In looking at the sample Digital Humanities Advancement and Digital Projects for the Public grants, I notice that both types place a huge emphasis on innovation and revitalization. This shows, I think, that everyone within the field understands the huge necessity that exists right now for making history and the humanities relevant and exciting in the digital age. Just in case applying for money wasn’t already a competitive ordeal, but the obligation to keep at the cutting age of technology and innovation has to be more important than ever.
To be successful, as these were, I think you just have to be so incredibly explicit with what you want to do, and how you’re going to do it. The timeline component helps with that, not only simply showing what will happen when, but also proving that the planners and organizers have looked at their project from every step, every angle, and will execute their project through the most organized and detailed process possible. If it were me reading these applications, seeing all of this would be incredibly reassuring.

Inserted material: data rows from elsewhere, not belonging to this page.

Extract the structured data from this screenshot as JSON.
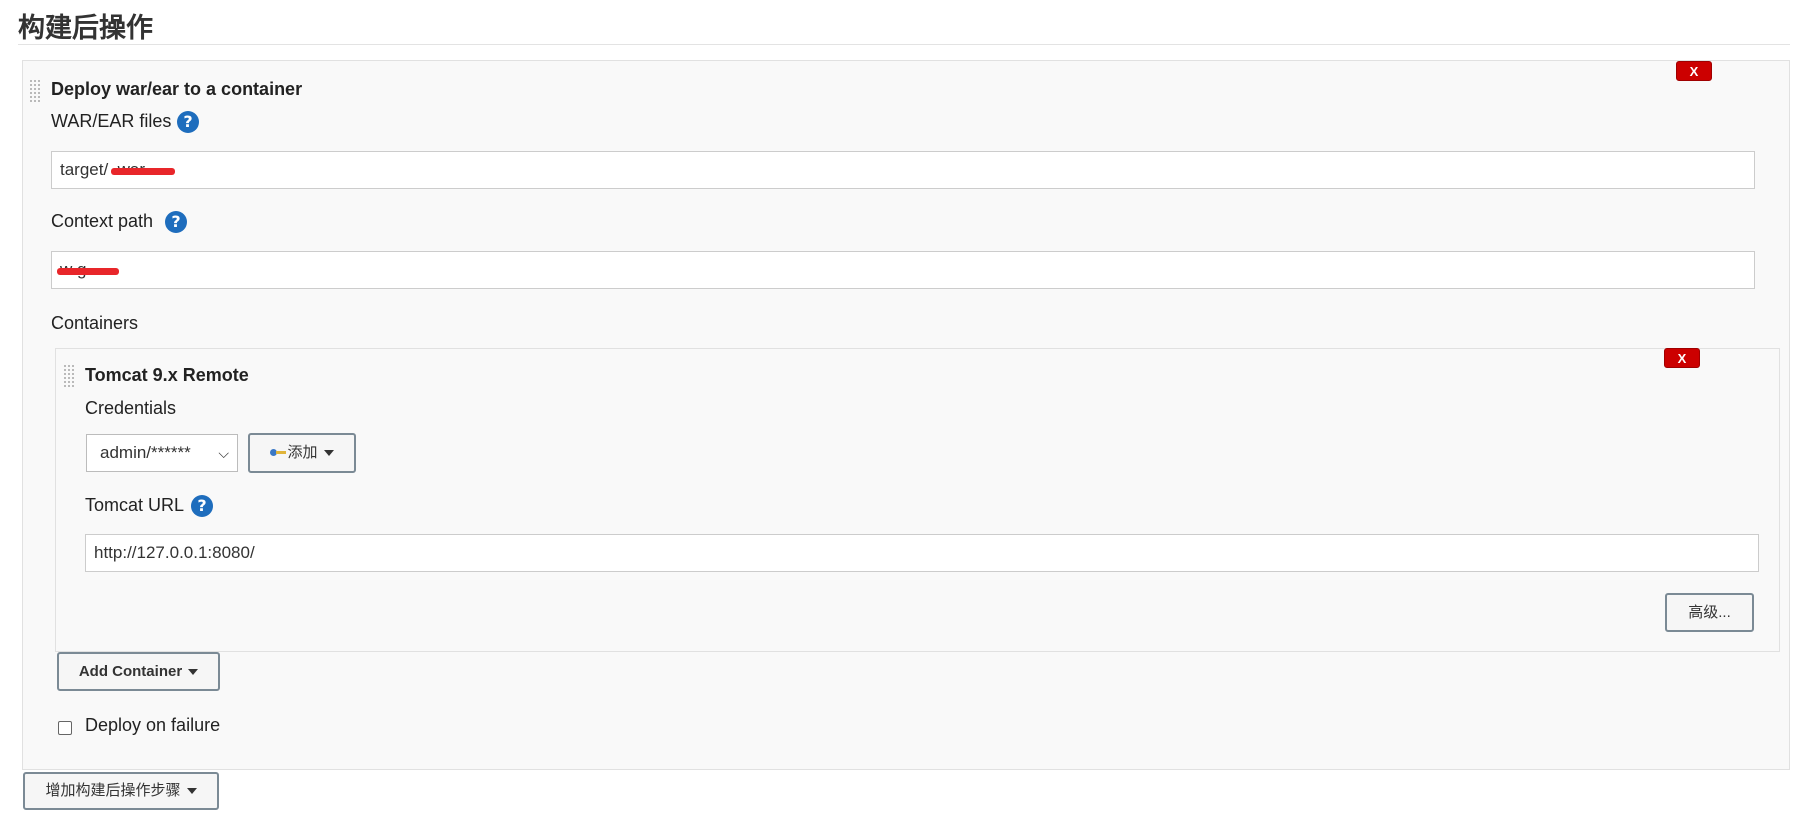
{
  "section": {
    "title": "构建后操作"
  },
  "deploy_step": {
    "heading": "Deploy war/ear to a container",
    "delete_label": "X",
    "war_files": {
      "label": "WAR/EAR files",
      "value": "target/ .war"
    },
    "context_path": {
      "label": "Context path",
      "value": "w g"
    },
    "containers_label": "Containers",
    "container": {
      "heading": "Tomcat 9.x Remote",
      "delete_label": "X",
      "credentials_label": "Credentials",
      "credentials_selected": "admin/******",
      "add_label": "添加",
      "tomcat_url_label": "Tomcat URL",
      "tomcat_url_value": "http://127.0.0.1:8080/",
      "advanced_label": "高级..."
    },
    "add_container_label": "Add Container",
    "deploy_on_failure_label": "Deploy on failure",
    "deploy_on_failure_checked": false
  },
  "add_step_label": "增加构建后操作步骤",
  "help_icon_text": "?",
  "colors": {
    "delete": "#cc0000",
    "help": "#1e6dbd",
    "redaction": "#e8262a"
  }
}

I was also surprised that you could apply after you’ve already started work on your project. I, too, assumed that you had to be in the planning stages in order to take part in this process.
P.s. I don’t think I want to be a grant writer when I grow up.